PUBLISHED ON 22TH OF FEBRUARY 2017 ONLINE – FRANCHISING MAGAZINE (by Noha Shaheed)
So you’re in the market for a franchise and want a business with a strong future.
Unfortunately, among the many solid businesses in the sector, there are some which just aren’t worth your time and money.
Here are a few tell-tale signs of a questionable franchise model:
No trading history
No address, just a website
Not a lot of disclosure
Unavailability of financials
Bad reviews from past franchisees
1. Franchisor is pushy
If a franchisor has a “get in quick or miss out” attitude, but is very vague about the details, the model could be questionable.
Jane Garber-Rosenzweig, principal at Gable Lawyers, says a “lack of transparency is a tell-tale” as well as “pressure to sign up, and a rushed process”.
She also warns against a pyramid scheme (each paying participant recruits two further participants, with returns being given to early participants using money contributed by later ones).
2. Franchisor requests a non-refundable cash before signing up
Franchisees need to keep an eye out for requests that cannot be made by a franchisor.
Garber-Rosenzweig says potential buyers should be wary of “significant capital expenditure not addressed or disclosed in the disclosure document before the franchisee signed the agreement.”
She adds, “release from liability”, which is a legal document between two parties — the Releasor or person promising not to sue — and the Releasee or person or company who is potentially liable, “cannot be requested by the franchisor from any franchisee.”
3. Low or no royalties/marketing fund
Rod Young, managing director DC Strategy, says there could be questions about how a franchise system will grow if it is “one that offers very low or no royalties” and “very low advertising contributions.” Think rationally – without sufficient fees, how will a growing network and need for a larger head office support team be funded?
4. Guaranteed profit with little or no effort
Many franchisors will advertise that their system comes with guaranteed profit or salary, and some may claim these can be achieved without effort.
“Franchisees should never blindly rely on any financials or projections provided by the franchisor and should do their own projections,” advises Garber-Rosenzweig.
“Franchisees are strongly advised to obtain advice from an independent accountant and do modelling and projections of cash flow and growth with such accountant.”
Young agrees, stating that realistic profit projections can be within reason, but potential franchisees should beware of “lifestyle franchises” that supposedly require no effort and are promoted as risk-free.
How to avoid being scammed:
Talk to those on the ground: the governing regulation, the Franchising Code of Conduct (The Code), says a franchisor must provide the contact details of past and present franchisees.
Invest in experts: too many franchisees skim on due diligence due to the cost of hiring a skilled accountant or lawyer.
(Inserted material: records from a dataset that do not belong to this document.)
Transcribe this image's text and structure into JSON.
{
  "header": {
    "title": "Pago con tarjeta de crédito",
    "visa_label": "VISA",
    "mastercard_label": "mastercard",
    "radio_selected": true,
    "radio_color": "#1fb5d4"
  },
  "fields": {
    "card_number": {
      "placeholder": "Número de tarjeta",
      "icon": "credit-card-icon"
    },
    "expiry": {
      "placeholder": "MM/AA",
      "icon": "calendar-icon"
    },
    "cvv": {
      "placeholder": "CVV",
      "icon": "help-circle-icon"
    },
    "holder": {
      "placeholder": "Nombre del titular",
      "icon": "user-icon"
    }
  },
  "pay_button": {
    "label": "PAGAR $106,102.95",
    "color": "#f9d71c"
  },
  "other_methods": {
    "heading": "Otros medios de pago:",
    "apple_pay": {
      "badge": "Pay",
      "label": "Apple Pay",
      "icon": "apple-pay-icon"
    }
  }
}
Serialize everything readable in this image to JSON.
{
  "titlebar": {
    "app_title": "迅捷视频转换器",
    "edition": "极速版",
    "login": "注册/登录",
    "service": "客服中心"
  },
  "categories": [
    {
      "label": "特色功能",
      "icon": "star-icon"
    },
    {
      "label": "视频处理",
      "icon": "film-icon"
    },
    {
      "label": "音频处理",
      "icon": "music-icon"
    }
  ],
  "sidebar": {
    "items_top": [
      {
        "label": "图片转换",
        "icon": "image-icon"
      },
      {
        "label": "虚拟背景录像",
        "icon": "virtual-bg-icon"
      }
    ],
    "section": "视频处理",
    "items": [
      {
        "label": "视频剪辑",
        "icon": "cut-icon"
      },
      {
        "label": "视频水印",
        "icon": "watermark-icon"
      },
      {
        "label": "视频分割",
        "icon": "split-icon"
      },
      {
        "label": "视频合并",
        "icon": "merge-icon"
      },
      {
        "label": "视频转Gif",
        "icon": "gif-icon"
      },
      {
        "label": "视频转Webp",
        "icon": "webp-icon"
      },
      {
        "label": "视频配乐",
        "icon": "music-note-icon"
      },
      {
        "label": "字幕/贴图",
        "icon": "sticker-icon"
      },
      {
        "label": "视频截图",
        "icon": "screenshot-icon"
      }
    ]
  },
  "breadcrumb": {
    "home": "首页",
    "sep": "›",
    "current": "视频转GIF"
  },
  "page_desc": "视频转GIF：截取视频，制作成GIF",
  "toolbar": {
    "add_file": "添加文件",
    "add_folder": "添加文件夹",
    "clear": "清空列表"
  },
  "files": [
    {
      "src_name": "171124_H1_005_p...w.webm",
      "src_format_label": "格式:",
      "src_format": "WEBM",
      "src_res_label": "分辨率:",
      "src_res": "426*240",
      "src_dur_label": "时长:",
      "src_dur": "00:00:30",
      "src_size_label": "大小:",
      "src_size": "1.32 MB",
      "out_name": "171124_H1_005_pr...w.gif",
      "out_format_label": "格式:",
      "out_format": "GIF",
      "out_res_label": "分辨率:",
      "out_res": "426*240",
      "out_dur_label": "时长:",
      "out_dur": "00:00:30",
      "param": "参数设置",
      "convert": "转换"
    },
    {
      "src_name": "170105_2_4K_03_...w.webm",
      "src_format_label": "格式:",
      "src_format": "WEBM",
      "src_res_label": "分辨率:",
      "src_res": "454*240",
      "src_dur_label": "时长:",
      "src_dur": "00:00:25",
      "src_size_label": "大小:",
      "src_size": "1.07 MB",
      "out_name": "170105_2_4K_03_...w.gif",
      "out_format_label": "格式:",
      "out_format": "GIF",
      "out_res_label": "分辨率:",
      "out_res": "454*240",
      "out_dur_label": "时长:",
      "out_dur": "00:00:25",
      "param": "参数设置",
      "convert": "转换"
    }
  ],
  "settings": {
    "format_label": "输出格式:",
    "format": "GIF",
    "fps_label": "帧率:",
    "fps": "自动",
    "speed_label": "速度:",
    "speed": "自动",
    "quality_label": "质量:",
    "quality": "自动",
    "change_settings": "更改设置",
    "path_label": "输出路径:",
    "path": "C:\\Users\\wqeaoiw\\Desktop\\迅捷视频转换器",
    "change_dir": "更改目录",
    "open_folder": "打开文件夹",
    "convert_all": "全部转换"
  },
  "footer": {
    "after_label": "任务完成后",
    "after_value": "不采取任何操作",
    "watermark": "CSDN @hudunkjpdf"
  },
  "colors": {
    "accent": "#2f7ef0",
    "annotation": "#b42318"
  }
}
A franchise is a risk and large investment, which could cost you more if you don’t do your homework.
Put your foot down: Garber-Rosenzweig recommends buyers do not crumble under pressure if rushed to join the system.